Well, I was sort of looking forward to it coming to a head, because you know, I feel like the financial Lords of the Universe on Wall Street got a pretty darn good deal back when the feces entered the ventilation system in ’08. They got bailed out at the taxpayers’ expense. They got “made whole” without so much as a slap on the wrist. They got to continue making billions, while the average American got to sink or swim on empty promises of “change” and precious little else.
Paul Krugman was on his game in this video from England (via Crooks and Liars). It’s a familiar dance on both sides of the Atlantic, in which conservatives (here, “austerians”) — losing ground with one argument (economic) — shift quickly to another (moral) one they hope might get more traction. This is not the politics of principle, but of expediency and ideology. When called out as disingenuous — for using economics as a false front for an ideological goal — they throw down the victim card (“and you accuse us of lying?”). Krugman handles that gambit deftly. Watch and learn:
David Atkins comments on Krugman’s Friday column at Hullabaloo:
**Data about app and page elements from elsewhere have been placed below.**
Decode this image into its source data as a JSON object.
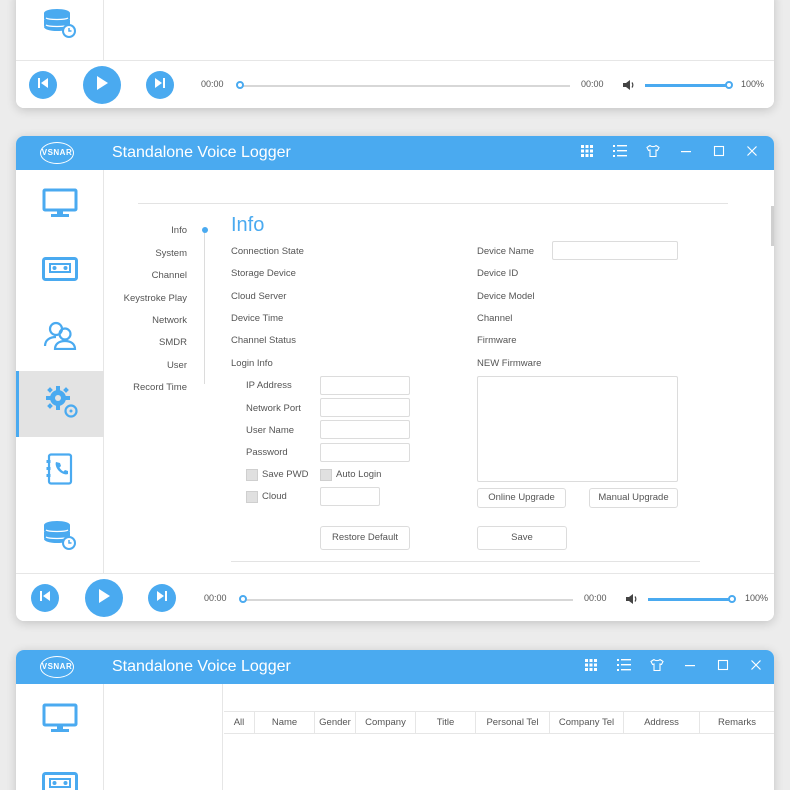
{
  "app": {
    "title": "Standalone Voice Logger",
    "logo_text": "VSNAR"
  },
  "player_top": {
    "time_start": "00:00",
    "time_end": "00:00",
    "volume": "100%",
    "volume_level": 1.0
  },
  "player_mid": {
    "time_start": "00:00",
    "time_end": "00:00",
    "volume": "100%",
    "volume_level": 1.0
  },
  "settings_nav": [
    "Info",
    "System",
    "Channel",
    "Keystroke Play",
    "Network",
    "SMDR",
    "User",
    "Record Time"
  ],
  "info": {
    "heading": "Info",
    "left_labels": [
      "Connection State",
      "Storage Device",
      "Cloud Server",
      "Device Time",
      "Channel Status",
      "Login Info"
    ],
    "login": {
      "ip_label": "IP Address",
      "port_label": "Network Port",
      "user_label": "User Name",
      "password_label": "Password",
      "save_pwd": "Save PWD",
      "auto_login": "Auto Login",
      "cloud": "Cloud"
    },
    "right_labels": [
      "Device Name",
      "Device ID",
      "Device Model",
      "Channel",
      "Firmware",
      "NEW Firmware"
    ],
    "buttons": {
      "online_upgrade": "Online Upgrade",
      "manual_upgrade": "Manual Upgrade",
      "restore_default": "Restore Default",
      "save": "Save"
    }
  },
  "contacts_table": {
    "headers": [
      "All",
      "Name",
      "Gender",
      "Company",
      "Title",
      "Personal Tel",
      "Company Tel",
      "Address",
      "Remarks"
    ]
  },
  "colors": {
    "accent": "#4aaaf0"
  }
}
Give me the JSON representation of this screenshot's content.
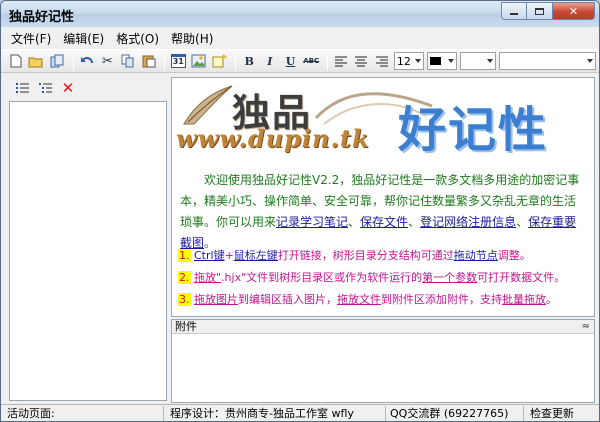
{
  "window": {
    "title": "独品好记性",
    "controls": [
      "minimize-icon",
      "maximize-icon",
      "close-icon"
    ]
  },
  "menu": [
    {
      "label": "文件(F)"
    },
    {
      "label": "编辑(E)"
    },
    {
      "label": "格式(O)"
    },
    {
      "label": "帮助(H)"
    }
  ],
  "toolbar": {
    "bold_label": "B",
    "italic_label": "I",
    "underline_label": "U",
    "strike_label": "ABC",
    "calendar_label": "31",
    "font_size": "12"
  },
  "banner": {
    "title_part1": "独品",
    "title_part2": "好记性",
    "url": "www.dupin.tk"
  },
  "intro": {
    "t1": "欢迎使用独品好记性V2.2，独品好记性是一款多文档多用途的加密记事本，精美小巧、操作简单、安全可靠，帮你记住数量繁多又杂乱无章的生活琐事。你可以用来",
    "link1": "记录学习笔记",
    "sep1": "、",
    "link2": "保存文件",
    "sep2": "、",
    "link3": "登记网络注册信息",
    "sep3": "、",
    "link4": "保存重要截图",
    "end": "。"
  },
  "tips": [
    {
      "num": "1.",
      "parts": [
        {
          "text": "Ctrl键",
          "link": true
        },
        {
          "text": "+",
          "link": false
        },
        {
          "text": "鼠标左键",
          "link": true
        },
        {
          "text": "打开链接，树形目录分支结构可通过",
          "link": false
        },
        {
          "text": "拖动节点",
          "link": true
        },
        {
          "text": "调整。",
          "link": false
        }
      ]
    },
    {
      "num": "2.",
      "parts": [
        {
          "text": "拖放\"",
          "link": true
        },
        {
          "text": ".hjx\"文件到树形目录区或作为软件运行的",
          "link": false
        },
        {
          "text": "第一个参数",
          "link": true
        },
        {
          "text": "可打开数据文件。",
          "link": false
        }
      ]
    },
    {
      "num": "3.",
      "parts": [
        {
          "text": "拖放图片",
          "link": true
        },
        {
          "text": "到编辑区插入图片，",
          "link": false
        },
        {
          "text": "拖放文件",
          "link": true
        },
        {
          "text": "到附件区添加附件，支持",
          "link": false
        },
        {
          "text": "批量拖放",
          "link": true
        },
        {
          "text": "。",
          "link": false
        }
      ]
    }
  ],
  "attachment": {
    "header": "附件",
    "toggle": "≈"
  },
  "status": {
    "active_page": "活动页面:",
    "designer": "程序设计：贵州商专-独品工作室 wfly",
    "qq": "QQ交流群 (69227765)",
    "update": "检查更新"
  },
  "colors": {
    "intro_text": "#1d7b1d",
    "tip_text": "#c0158e",
    "link": "#1b1b9e",
    "highlight": "#ffff00"
  }
}
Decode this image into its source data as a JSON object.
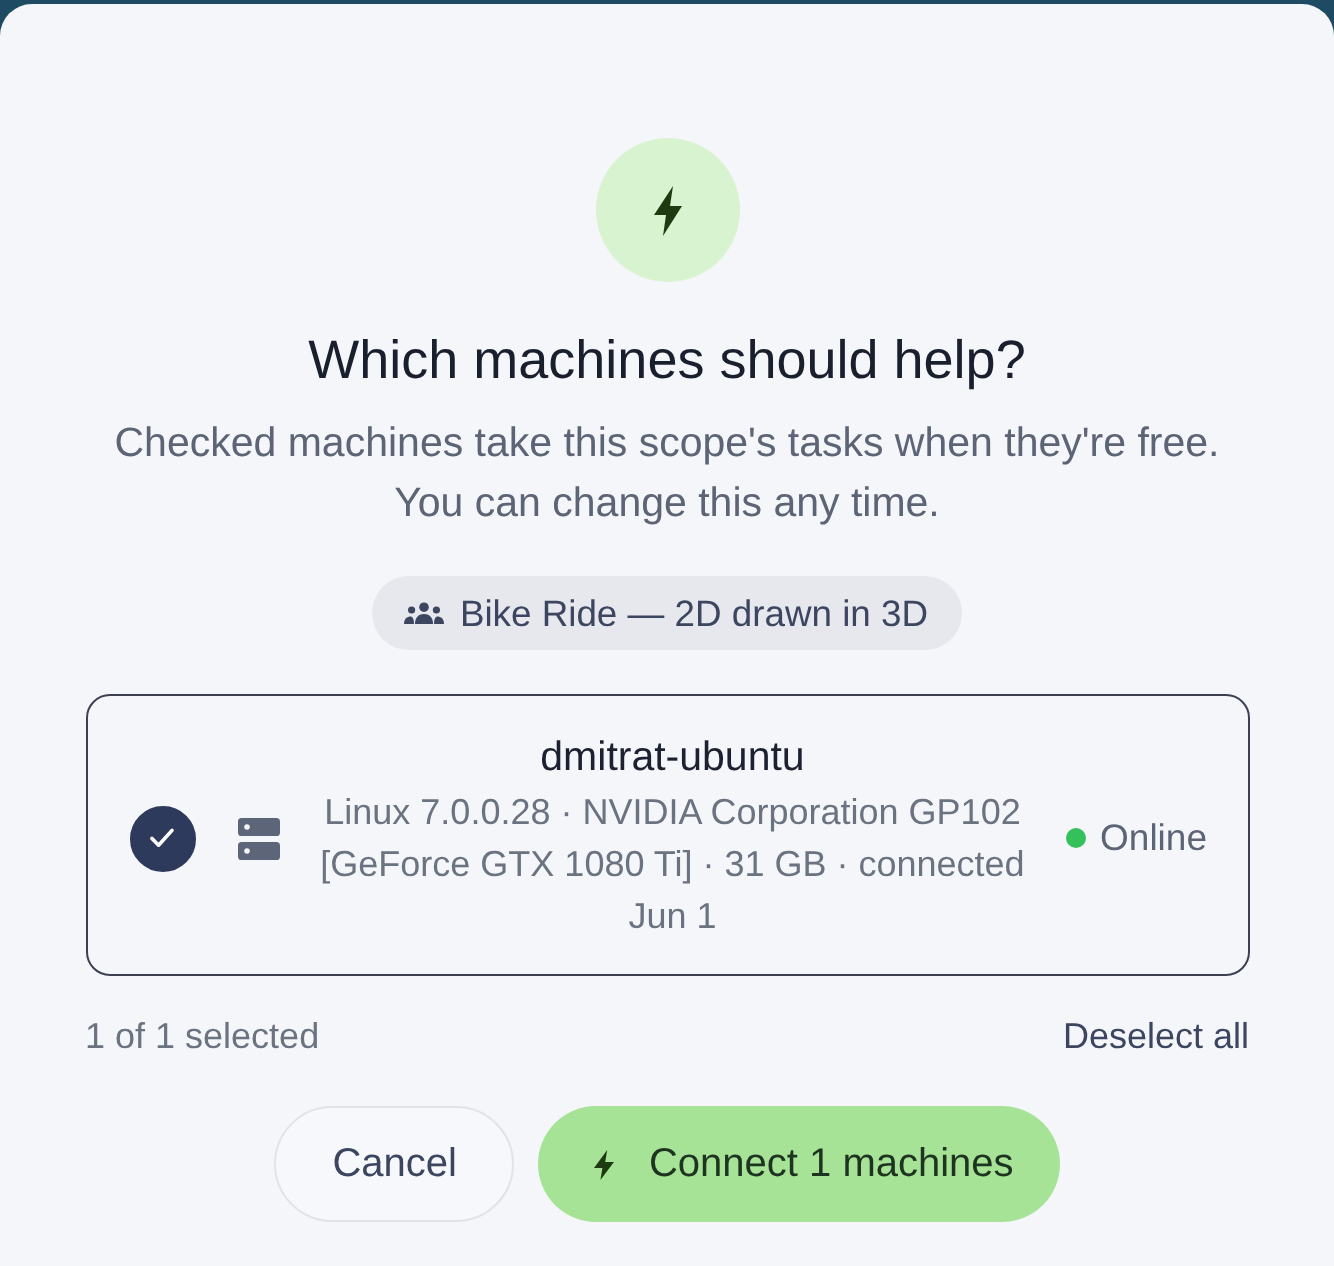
{
  "dialog": {
    "title": "Which machines should help?",
    "subtitle": "Checked machines take this scope's tasks when they're free. You can change this any time."
  },
  "scope": {
    "label": "Bike Ride — 2D drawn in 3D"
  },
  "machines": [
    {
      "name": "dmitrat-ubuntu",
      "details": "Linux 7.0.0.28 · NVIDIA Corporation GP102 [GeForce GTX 1080 Ti] · 31 GB · connected Jun 1",
      "status": "Online",
      "color": "#34c05a",
      "selected": true
    }
  ],
  "footer": {
    "selection_count": "1 of 1 selected",
    "deselect_all": "Deselect all"
  },
  "buttons": [
    {
      "label": "Cancel",
      "kind": "secondary"
    },
    {
      "label": "Connect 1 machines",
      "kind": "primary"
    }
  ]
}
… The political history of the last thirty years is of the revenge of the right wing after finding itself discredited for a generation after the Great Depression and the fall of fascism. We’re living in a grand period of conservative revanchism, one that I fear will not end without entire economies and and civilizations being destroyed in the process.
That is, after all, what happens when rabid ideologues of any stripe come to power. The problem now is recognizing that, for all the surface niceties of our democratic institutions, we’re in the grip of anti-government cultists just as detached from reality and morality as any other ideological authoritarian regime.
Maybe not so much anti-government as anti-communitarian.